Whenever I loaned a book of Irene McKinney’s poetry to a fellow writer, that person came back a stone convert. People who openly stated they neither enjoyed nor understood poetry responded immediately, and strongly, to Irene’s. Irene’s poetic voice—clear, honest, fiercely intelligent, and unafraid to explore the ecstatic and terrible extremes of human experience—was, and remains, absolutely unlike any other I’ve ever encountered.
Irene immersed herself in the study of poetry, and remained a voracious reader to the end of her life. But she came out of no one school, and clung to no tradition, trusting that the rhythms and intuitions brought about by thoughtful, reflective expression would lead her where the poem wanted her to be. She refused to think of poetry as a shell game, a clever exercise in misdirection designed to befuddle the reader or show off how smart the poet was. (And make no mistake, Irene was brilliant.) For Irene, poetry—and literature, and art in general—mattered primarily insofar as it was able to help us articulate core truths about our brief, complicated lives, and the spaces in which those lives were lived. For Irene, poetry had to be forthright, it had to be honest, and it could never, never cheat or shortchange the reader for the sake of pretty phrasing, pretension, or false sentiment.
Among the many things Irene taught me over the two decades we knew each other, the fundamental lesson was this: The world will try to silence your voice in many ways, but primarily by making you doubt the value of your own experience, and the power of your own speech to describe it. Never doubt it. Be humble, be committed to studying the traditions in which you’re working, respect the tradition’s long history, and remember you’re only one of many practitioners—several of whom you will spend your life trying, unsuccessfully, to match up to. But never doubt the power of your voice.

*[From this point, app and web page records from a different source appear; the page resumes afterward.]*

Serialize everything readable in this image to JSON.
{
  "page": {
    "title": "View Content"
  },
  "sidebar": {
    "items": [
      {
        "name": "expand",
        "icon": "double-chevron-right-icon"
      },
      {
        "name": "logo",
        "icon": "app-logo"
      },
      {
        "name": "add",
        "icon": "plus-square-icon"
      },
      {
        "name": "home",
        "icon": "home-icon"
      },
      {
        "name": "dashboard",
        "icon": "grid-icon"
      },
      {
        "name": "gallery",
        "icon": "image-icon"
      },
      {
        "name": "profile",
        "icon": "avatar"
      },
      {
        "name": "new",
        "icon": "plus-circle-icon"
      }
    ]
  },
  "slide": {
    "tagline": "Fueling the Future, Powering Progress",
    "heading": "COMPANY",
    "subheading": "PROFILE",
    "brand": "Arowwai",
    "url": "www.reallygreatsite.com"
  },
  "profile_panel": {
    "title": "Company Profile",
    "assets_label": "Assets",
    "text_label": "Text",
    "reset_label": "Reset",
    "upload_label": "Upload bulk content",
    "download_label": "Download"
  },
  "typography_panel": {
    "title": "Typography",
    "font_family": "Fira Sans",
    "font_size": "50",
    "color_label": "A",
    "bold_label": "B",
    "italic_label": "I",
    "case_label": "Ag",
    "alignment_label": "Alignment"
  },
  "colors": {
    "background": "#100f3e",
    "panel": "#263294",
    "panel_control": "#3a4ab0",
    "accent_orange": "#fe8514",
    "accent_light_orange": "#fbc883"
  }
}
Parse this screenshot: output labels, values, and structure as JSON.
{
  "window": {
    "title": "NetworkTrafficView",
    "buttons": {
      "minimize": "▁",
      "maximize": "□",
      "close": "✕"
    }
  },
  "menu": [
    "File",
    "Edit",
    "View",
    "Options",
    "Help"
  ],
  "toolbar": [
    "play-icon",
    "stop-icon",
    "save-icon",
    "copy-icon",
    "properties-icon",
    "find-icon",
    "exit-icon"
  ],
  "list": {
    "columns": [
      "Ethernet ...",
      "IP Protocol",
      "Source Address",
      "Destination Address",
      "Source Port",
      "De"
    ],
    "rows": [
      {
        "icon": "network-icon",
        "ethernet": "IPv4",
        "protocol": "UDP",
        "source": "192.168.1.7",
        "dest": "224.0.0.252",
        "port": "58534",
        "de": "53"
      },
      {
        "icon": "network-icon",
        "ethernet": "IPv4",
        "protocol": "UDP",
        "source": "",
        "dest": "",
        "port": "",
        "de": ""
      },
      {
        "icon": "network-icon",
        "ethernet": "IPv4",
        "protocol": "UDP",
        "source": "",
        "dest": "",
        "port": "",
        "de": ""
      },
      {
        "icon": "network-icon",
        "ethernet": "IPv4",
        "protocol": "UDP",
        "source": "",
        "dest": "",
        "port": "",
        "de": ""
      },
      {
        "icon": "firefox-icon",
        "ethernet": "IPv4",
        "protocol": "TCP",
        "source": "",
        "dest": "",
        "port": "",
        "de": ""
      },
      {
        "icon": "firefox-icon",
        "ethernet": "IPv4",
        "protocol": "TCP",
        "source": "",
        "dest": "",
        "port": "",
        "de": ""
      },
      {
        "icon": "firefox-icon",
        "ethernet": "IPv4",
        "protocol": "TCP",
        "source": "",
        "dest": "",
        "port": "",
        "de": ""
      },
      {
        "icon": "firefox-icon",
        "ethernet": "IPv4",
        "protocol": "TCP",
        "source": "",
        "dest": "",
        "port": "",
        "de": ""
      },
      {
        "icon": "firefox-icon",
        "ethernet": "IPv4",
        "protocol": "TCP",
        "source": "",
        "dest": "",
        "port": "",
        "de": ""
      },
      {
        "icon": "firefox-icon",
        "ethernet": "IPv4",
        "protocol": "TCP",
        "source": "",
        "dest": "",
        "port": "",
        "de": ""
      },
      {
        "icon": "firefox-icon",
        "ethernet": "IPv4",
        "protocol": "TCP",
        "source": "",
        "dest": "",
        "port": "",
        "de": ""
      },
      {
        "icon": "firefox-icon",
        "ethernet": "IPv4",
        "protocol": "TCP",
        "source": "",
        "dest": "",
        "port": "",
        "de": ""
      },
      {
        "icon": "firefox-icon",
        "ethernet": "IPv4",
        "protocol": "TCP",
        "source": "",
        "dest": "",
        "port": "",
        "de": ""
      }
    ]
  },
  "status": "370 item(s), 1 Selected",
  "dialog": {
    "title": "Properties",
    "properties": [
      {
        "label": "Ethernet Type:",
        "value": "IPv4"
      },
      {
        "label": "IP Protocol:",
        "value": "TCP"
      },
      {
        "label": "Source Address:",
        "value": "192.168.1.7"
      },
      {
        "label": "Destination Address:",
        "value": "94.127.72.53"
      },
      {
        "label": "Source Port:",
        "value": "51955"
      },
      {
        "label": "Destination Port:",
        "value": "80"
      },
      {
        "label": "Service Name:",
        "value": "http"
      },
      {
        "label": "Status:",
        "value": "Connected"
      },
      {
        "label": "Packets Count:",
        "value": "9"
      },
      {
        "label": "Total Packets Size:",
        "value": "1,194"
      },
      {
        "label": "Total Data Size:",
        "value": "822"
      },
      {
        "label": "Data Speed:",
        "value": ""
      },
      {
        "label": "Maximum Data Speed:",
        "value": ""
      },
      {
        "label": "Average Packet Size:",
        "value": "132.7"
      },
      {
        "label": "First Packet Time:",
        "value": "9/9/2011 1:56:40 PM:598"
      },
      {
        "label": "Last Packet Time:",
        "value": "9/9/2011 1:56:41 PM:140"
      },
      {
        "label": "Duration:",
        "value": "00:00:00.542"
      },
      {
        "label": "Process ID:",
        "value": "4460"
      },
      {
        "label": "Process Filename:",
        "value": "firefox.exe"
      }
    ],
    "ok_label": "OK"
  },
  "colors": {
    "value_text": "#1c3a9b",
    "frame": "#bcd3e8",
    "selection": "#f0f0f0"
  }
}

I miss her all the time. Her conversational voice, which was wry and tough and funny; her unerring bullshit-detector, which ensured she wasted as little time as possible on things that really didn’t matter; and her boundless generosity towards young writers, whom she encouraged and mentored and (most of all) read closely and thoughtfully, even more so late in her life, when she knew her time was growing limited.
“Monkey Heart”; “Deep Mining”; “For Woman Who Have Been Patient All Their Lives”; “Vivid Companion”; “Have You Had Enough Darkness Yet?”; “The Outsider Speaks”; “Past Lives”. Irene McKinney’s poetry is a record of a life deeply, deliberately, and determinedly lived. I always learned from her. I still do.
Dr. Eric Waggoner is one of Wesleyan's MFA core faculty members. In addition to writing literary criticism, Eric Waggoner, founding editor and publisher of Latham House Press and Associate Professor of American Literature and Cultural Studies at West Virginia Wesleyan College, regularly contributes music and film journalism to numerous magazines and newsweeklies. Over a twelve-year writing career, he has published interviews with performance artist Laurie Anderson, bluegrass icon Ralph Stanley, punk and spoken-word performer Henry Rollins (twice), minimalist composer Terry Riley, indie-rock producer Kramer, and noise-rock trailblazer Michael Gira, as well as hundreds of profile pieces, and book, record, concert, and film reviews. Eric Waggoner’s music writing has appeared in Harp, Blurt, Jazziz, MTV.com, the book collection Kill Your Idols: A New Generation Of Rock Writers Reconsiders The Classics (Barricade Books, 2004), and the New Times, Metro Times, and Village Voice newspaper chains. He has worked as a masthead-listed writer for the Phoenix New Times, Detroit Metro Times, and Seattle Weekly newspapers. He currently appears monthly in Magnet magazine, where he is Contributing Editor.